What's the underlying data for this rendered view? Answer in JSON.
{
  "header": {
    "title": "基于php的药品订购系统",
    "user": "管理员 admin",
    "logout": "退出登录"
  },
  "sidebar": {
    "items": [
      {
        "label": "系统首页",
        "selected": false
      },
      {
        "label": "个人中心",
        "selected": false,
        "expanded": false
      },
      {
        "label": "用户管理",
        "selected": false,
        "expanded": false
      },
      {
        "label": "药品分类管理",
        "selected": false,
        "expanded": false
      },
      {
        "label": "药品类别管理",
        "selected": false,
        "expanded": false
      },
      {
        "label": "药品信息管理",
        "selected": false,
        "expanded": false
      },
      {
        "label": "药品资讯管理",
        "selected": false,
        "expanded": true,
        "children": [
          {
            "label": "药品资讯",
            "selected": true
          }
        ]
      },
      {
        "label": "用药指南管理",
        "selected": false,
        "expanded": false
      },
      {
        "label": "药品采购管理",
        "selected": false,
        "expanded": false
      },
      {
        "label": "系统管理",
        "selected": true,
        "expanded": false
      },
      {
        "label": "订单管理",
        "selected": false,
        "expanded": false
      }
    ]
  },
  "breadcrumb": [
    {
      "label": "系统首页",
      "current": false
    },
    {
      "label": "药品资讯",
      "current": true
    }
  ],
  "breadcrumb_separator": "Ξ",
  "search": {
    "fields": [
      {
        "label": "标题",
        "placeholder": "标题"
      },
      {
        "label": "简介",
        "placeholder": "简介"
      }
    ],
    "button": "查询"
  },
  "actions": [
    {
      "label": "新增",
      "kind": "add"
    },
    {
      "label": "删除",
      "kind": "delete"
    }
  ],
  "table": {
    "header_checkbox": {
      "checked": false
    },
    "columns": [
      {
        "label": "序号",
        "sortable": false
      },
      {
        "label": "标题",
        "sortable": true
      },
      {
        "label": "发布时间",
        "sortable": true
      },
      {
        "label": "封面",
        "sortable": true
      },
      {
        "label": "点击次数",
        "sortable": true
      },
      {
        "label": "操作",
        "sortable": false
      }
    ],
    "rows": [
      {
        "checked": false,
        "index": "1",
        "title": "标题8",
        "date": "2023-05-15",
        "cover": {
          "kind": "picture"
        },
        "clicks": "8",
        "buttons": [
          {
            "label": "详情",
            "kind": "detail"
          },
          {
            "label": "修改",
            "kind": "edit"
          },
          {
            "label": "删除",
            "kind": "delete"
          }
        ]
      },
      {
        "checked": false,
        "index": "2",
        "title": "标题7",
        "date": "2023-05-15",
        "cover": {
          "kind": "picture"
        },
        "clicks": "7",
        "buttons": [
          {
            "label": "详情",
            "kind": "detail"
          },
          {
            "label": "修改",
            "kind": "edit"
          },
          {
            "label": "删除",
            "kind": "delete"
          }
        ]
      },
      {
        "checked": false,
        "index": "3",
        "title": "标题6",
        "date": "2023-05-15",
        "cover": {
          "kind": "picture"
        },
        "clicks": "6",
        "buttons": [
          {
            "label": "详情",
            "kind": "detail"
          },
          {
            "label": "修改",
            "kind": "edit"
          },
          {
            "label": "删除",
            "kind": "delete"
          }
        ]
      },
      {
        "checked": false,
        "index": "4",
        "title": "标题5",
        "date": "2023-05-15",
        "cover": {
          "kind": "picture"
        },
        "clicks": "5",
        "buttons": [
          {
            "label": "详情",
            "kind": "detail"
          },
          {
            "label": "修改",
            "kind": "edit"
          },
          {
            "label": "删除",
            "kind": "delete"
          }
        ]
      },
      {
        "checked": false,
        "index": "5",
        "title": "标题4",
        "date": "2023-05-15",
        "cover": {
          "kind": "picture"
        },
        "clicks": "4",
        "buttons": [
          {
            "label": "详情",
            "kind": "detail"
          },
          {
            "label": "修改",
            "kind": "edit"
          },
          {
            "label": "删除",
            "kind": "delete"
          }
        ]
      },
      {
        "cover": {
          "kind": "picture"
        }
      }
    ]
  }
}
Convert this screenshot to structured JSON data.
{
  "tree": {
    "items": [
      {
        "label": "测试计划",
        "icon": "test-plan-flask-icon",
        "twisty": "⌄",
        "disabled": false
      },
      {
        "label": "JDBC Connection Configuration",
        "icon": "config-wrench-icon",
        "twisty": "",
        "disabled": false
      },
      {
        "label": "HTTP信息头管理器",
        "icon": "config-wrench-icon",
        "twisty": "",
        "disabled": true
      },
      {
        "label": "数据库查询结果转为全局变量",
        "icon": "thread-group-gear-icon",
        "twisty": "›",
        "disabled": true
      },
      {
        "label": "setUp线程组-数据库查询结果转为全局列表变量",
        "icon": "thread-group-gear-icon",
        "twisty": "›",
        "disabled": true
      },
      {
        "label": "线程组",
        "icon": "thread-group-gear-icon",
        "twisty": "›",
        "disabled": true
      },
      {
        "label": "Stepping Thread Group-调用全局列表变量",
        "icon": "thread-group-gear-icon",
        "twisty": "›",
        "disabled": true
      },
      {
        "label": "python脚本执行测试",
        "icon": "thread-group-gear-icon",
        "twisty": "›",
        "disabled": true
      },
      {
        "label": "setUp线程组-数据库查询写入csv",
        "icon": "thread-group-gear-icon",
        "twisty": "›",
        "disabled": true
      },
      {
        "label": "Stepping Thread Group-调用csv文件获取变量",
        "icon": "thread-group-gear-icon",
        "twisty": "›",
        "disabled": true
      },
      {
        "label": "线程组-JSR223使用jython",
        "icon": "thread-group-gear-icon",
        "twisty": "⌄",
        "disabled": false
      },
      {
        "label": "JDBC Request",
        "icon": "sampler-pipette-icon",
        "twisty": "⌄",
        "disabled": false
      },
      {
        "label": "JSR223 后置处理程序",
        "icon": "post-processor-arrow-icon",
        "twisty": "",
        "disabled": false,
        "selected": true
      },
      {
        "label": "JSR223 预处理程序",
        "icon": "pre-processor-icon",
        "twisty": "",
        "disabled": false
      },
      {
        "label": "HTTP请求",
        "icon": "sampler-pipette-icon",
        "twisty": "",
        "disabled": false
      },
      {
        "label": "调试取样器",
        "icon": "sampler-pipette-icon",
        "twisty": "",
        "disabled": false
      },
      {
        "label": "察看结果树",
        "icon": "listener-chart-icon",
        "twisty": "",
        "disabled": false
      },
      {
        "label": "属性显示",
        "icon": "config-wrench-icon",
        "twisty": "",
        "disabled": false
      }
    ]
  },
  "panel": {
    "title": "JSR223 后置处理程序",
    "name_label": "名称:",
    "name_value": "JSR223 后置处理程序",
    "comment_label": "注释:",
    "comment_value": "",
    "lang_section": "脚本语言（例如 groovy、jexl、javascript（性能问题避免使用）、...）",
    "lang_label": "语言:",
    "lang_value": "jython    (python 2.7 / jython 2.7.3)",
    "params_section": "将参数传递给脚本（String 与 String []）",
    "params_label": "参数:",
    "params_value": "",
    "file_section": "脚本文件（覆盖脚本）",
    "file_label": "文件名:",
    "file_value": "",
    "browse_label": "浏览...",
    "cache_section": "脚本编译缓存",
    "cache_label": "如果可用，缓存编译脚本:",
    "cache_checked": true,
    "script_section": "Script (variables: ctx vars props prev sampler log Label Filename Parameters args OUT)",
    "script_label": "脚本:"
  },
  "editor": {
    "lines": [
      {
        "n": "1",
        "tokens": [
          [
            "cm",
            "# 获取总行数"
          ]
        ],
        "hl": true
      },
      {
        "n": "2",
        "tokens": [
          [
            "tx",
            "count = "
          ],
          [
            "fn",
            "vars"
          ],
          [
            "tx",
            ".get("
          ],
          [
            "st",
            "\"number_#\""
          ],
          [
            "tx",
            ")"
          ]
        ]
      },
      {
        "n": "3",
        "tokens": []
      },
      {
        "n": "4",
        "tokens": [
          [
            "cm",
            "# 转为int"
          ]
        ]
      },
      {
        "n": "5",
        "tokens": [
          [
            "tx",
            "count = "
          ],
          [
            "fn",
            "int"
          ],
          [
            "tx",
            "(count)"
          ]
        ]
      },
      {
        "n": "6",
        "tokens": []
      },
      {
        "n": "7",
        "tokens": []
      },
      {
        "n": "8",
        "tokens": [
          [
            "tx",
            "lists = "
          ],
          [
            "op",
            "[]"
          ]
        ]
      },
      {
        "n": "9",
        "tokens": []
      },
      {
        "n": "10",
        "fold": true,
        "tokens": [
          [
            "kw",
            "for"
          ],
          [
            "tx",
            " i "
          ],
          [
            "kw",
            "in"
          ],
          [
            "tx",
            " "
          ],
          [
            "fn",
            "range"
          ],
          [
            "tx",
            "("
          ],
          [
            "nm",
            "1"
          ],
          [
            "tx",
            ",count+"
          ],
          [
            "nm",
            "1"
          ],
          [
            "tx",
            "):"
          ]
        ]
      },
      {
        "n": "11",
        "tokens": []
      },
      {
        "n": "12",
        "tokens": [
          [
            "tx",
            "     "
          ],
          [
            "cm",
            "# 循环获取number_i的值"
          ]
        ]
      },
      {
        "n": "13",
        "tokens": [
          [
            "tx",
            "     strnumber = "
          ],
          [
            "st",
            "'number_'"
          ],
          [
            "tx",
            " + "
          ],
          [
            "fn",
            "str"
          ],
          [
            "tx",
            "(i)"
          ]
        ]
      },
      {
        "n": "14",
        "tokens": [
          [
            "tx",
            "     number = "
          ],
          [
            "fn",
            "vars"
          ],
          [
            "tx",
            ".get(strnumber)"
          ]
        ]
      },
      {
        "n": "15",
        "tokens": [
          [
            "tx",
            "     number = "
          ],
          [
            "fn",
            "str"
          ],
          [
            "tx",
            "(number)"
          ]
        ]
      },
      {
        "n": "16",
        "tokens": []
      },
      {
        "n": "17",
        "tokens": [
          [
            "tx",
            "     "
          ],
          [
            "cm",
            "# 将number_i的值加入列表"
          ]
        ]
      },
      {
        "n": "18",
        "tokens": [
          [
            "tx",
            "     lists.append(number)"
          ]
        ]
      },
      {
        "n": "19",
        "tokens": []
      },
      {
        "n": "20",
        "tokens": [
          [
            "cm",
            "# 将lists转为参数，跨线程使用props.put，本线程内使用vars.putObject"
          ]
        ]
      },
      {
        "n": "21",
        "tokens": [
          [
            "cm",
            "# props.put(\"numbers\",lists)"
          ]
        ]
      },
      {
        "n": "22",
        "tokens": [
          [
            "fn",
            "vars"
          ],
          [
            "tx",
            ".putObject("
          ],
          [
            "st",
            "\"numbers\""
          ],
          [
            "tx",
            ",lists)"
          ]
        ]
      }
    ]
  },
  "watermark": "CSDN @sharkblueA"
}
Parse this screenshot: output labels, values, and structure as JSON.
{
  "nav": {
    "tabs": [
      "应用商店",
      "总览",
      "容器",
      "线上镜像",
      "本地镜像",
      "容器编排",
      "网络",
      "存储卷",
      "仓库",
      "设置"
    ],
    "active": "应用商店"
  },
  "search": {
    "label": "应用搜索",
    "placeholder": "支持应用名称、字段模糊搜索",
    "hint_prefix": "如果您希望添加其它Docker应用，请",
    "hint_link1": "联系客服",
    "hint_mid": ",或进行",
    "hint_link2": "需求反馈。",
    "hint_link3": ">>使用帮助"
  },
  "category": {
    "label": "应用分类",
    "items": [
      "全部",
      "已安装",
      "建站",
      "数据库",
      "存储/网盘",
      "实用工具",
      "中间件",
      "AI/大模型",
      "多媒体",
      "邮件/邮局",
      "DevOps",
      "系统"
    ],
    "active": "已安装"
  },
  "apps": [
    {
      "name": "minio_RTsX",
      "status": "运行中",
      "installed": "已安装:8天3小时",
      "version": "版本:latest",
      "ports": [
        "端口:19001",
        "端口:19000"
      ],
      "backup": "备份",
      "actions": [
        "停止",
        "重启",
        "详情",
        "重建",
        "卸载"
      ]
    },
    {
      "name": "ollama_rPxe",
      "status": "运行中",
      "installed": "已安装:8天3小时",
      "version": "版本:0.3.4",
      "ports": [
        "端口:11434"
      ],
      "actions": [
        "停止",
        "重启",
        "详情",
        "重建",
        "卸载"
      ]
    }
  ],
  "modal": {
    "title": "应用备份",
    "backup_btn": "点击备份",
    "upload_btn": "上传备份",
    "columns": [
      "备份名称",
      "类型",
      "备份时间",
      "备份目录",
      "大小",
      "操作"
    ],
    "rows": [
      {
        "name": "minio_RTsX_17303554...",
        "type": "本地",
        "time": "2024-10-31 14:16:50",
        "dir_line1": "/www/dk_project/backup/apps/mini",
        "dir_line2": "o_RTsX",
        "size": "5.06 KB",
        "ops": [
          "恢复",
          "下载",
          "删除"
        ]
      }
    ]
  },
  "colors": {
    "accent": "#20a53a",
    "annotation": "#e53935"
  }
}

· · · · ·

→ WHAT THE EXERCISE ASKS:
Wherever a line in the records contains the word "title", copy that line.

→ ANSWER SPACE:
    "title": "基于php的药品订购系统",
        "title": "标题8",
        "title": "标题7",
        "title": "标题6",
        "title": "标题5",
        "title": "标题4",
    "title": "JSR223 后置处理程序",
    "title": "应用备份",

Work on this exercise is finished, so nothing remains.